AIM OF THE TASK: Extract the complete listing and output it unchanged.
LISTED ENTRIES below:
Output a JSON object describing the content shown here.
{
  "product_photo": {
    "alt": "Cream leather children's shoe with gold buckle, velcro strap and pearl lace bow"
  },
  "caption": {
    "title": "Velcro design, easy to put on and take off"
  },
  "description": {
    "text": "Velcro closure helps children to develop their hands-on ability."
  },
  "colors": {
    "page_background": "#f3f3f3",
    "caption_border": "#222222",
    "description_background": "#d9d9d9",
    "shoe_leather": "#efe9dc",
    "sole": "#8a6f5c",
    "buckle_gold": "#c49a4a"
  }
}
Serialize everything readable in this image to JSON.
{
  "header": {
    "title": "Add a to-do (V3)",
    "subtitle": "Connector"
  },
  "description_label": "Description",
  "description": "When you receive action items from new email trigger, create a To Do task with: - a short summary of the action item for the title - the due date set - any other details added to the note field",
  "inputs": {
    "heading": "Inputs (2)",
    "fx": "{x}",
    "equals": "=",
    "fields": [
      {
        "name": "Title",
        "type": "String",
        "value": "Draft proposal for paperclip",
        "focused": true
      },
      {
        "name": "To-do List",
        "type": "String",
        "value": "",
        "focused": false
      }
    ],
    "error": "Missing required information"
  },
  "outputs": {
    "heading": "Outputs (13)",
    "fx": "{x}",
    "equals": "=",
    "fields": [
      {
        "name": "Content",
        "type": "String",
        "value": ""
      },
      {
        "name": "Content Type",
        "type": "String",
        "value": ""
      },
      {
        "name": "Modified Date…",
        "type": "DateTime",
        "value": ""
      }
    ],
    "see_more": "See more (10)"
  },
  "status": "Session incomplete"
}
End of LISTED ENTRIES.
PROBLEM SOLUTION:
Output a JSON object describing the content shown here.
{
  "product_photo": {
    "alt": "Cream leather children's shoe with gold buckle, velcro strap and pearl lace bow"
  },
  "caption": {
    "title": "Velcro design, easy to put on and take off"
  },
  "description": {
    "text": "Velcro closure helps children to develop their hands-on ability."
  },
  "colors": {
    "page_background": "#f3f3f3",
    "caption_border": "#222222",
    "description_background": "#d9d9d9",
    "shoe_leather": "#efe9dc",
    "sole": "#8a6f5c",
    "buckle_gold": "#c49a4a"
  }
}
Serialize everything readable in this image to JSON.
{
  "header": {
    "title": "Add a to-do (V3)",
    "subtitle": "Connector"
  },
  "description_label": "Description",
  "description": "When you receive action items from new email trigger, create a To Do task with: - a short summary of the action item for the title - the due date set - any other details added to the note field",
  "inputs": {
    "heading": "Inputs (2)",
    "fx": "{x}",
    "equals": "=",
    "fields": [
      {
        "name": "Title",
        "type": "String",
        "value": "Draft proposal for paperclip",
        "focused": true
      },
      {
        "name": "To-do List",
        "type": "String",
        "value": "",
        "focused": false
      }
    ],
    "error": "Missing required information"
  },
  "outputs": {
    "heading": "Outputs (13)",
    "fx": "{x}",
    "equals": "=",
    "fields": [
      {
        "name": "Content",
        "type": "String",
        "value": ""
      },
      {
        "name": "Content Type",
        "type": "String",
        "value": ""
      },
      {
        "name": "Modified Date…",
        "type": "DateTime",
        "value": ""
      }
    ],
    "see_more": "See more (10)"
  },
  "status": "Session incomplete"
}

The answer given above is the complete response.